■ WHAT IS NEEDED
Pull every line of the entries that has the word "this".
• • • • • • •
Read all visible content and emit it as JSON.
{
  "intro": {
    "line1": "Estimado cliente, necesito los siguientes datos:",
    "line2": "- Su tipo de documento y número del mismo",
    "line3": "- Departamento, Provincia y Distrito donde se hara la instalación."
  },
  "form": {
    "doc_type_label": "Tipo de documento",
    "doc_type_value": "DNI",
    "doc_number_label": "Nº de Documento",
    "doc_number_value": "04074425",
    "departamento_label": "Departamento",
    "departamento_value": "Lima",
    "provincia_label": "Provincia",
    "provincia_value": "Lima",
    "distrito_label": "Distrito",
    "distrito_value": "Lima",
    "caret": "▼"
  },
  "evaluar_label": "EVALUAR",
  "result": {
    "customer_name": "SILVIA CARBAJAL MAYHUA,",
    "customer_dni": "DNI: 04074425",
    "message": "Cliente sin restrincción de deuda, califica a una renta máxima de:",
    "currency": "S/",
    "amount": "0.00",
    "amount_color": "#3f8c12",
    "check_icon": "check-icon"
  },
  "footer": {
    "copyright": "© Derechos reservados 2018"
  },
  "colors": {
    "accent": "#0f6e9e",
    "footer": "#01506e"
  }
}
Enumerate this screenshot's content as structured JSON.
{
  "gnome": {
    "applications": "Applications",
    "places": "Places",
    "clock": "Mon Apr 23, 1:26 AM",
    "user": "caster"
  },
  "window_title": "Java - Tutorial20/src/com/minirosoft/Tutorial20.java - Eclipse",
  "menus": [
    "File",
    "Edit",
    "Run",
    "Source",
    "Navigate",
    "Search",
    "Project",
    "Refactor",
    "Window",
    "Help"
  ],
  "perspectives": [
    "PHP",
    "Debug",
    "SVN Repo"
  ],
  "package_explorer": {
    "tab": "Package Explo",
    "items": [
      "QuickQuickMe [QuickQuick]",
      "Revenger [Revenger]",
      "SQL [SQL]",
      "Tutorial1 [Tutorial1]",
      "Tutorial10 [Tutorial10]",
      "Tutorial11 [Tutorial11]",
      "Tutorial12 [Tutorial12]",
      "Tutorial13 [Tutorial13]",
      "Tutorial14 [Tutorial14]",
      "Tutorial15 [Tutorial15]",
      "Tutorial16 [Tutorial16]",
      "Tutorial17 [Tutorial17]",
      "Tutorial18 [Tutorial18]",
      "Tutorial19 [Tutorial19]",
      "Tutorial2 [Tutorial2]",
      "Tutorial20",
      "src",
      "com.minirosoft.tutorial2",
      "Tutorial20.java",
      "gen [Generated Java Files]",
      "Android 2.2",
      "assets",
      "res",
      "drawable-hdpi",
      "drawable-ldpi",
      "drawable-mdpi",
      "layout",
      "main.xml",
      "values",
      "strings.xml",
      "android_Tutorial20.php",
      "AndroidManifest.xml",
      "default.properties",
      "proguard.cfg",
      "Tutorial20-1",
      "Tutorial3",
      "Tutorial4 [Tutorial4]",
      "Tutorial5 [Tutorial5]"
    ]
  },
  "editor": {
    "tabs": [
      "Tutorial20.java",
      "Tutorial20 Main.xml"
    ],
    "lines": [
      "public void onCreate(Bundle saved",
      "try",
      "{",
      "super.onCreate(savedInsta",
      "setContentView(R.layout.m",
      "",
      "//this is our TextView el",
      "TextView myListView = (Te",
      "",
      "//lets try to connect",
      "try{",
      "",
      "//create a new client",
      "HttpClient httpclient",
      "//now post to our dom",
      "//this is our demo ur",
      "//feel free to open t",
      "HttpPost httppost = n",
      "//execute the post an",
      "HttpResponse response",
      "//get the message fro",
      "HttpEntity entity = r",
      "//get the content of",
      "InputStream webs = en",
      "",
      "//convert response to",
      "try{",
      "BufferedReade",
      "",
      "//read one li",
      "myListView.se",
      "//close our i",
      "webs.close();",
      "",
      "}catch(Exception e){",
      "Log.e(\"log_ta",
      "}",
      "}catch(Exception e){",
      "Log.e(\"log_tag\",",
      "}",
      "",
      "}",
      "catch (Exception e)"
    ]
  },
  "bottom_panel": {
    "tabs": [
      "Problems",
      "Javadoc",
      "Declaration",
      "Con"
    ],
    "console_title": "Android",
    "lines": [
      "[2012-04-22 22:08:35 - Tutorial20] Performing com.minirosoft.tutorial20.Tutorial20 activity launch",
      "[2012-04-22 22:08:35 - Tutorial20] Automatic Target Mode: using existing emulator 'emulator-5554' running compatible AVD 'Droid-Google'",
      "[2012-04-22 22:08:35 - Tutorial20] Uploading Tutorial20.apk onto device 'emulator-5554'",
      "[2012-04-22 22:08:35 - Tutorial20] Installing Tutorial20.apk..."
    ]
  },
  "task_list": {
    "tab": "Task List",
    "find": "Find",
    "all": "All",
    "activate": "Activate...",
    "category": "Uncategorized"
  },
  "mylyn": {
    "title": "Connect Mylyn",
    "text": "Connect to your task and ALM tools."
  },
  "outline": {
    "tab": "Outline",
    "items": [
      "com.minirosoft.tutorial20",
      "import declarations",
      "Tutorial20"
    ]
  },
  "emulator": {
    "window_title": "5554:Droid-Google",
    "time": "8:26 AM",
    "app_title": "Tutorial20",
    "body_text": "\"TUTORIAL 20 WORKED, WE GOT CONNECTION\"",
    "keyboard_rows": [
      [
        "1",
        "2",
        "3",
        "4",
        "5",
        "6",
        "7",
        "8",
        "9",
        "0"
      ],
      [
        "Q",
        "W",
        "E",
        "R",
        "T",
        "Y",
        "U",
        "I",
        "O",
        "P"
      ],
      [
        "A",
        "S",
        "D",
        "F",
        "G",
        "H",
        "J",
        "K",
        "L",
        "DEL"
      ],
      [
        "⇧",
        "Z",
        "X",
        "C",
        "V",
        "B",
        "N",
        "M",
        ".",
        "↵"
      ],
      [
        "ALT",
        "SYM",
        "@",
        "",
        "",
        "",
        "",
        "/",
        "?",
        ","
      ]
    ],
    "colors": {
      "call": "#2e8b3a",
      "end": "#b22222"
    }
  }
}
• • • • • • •
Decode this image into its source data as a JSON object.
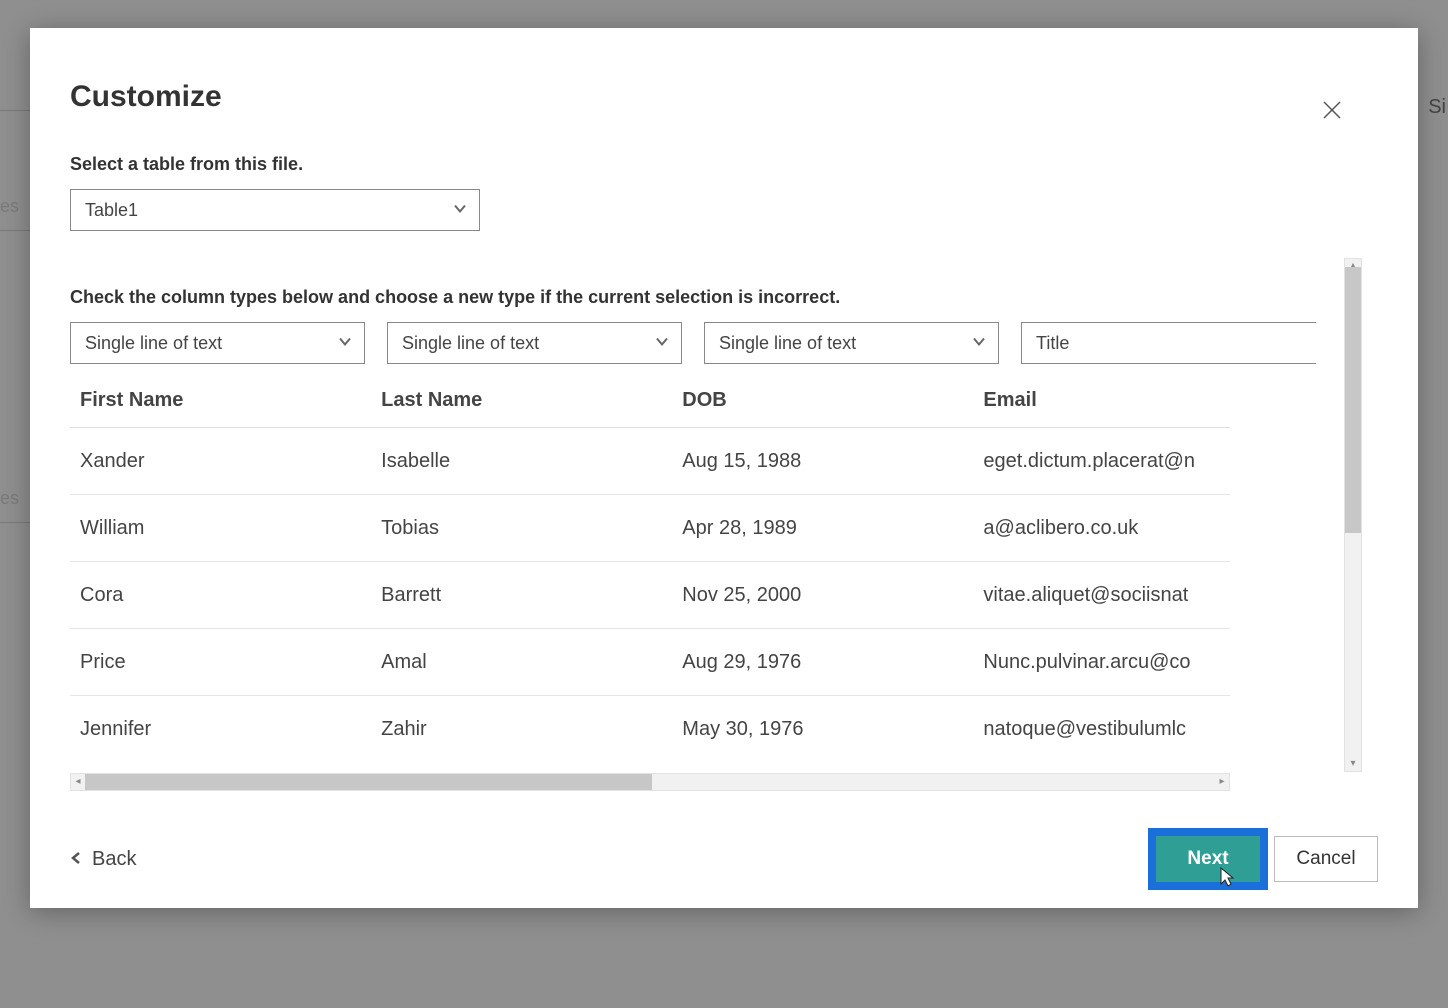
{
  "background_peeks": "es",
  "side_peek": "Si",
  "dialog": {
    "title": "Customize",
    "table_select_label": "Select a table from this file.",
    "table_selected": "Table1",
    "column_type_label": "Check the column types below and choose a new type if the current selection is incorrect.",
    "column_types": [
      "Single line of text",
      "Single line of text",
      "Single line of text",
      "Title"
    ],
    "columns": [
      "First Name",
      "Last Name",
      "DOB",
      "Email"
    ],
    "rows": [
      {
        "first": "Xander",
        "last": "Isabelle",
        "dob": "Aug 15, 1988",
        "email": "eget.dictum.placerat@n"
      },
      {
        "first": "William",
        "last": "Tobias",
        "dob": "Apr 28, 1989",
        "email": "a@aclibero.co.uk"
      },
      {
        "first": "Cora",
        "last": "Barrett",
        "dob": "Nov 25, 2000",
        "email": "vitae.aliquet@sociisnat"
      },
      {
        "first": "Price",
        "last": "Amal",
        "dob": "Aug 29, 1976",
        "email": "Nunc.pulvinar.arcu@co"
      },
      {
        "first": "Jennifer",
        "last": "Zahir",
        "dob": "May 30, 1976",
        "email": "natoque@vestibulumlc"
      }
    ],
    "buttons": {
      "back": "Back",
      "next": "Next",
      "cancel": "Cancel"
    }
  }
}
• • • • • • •
■ EXERCISE OUTPUT
Enumerate this screenshot's content as structured JSON.
      "//this is our TextView el",
      "//this is our demo ur",
Decode this image into its source data as a JSON object.
    "table_select_label": "Select a table from this file.",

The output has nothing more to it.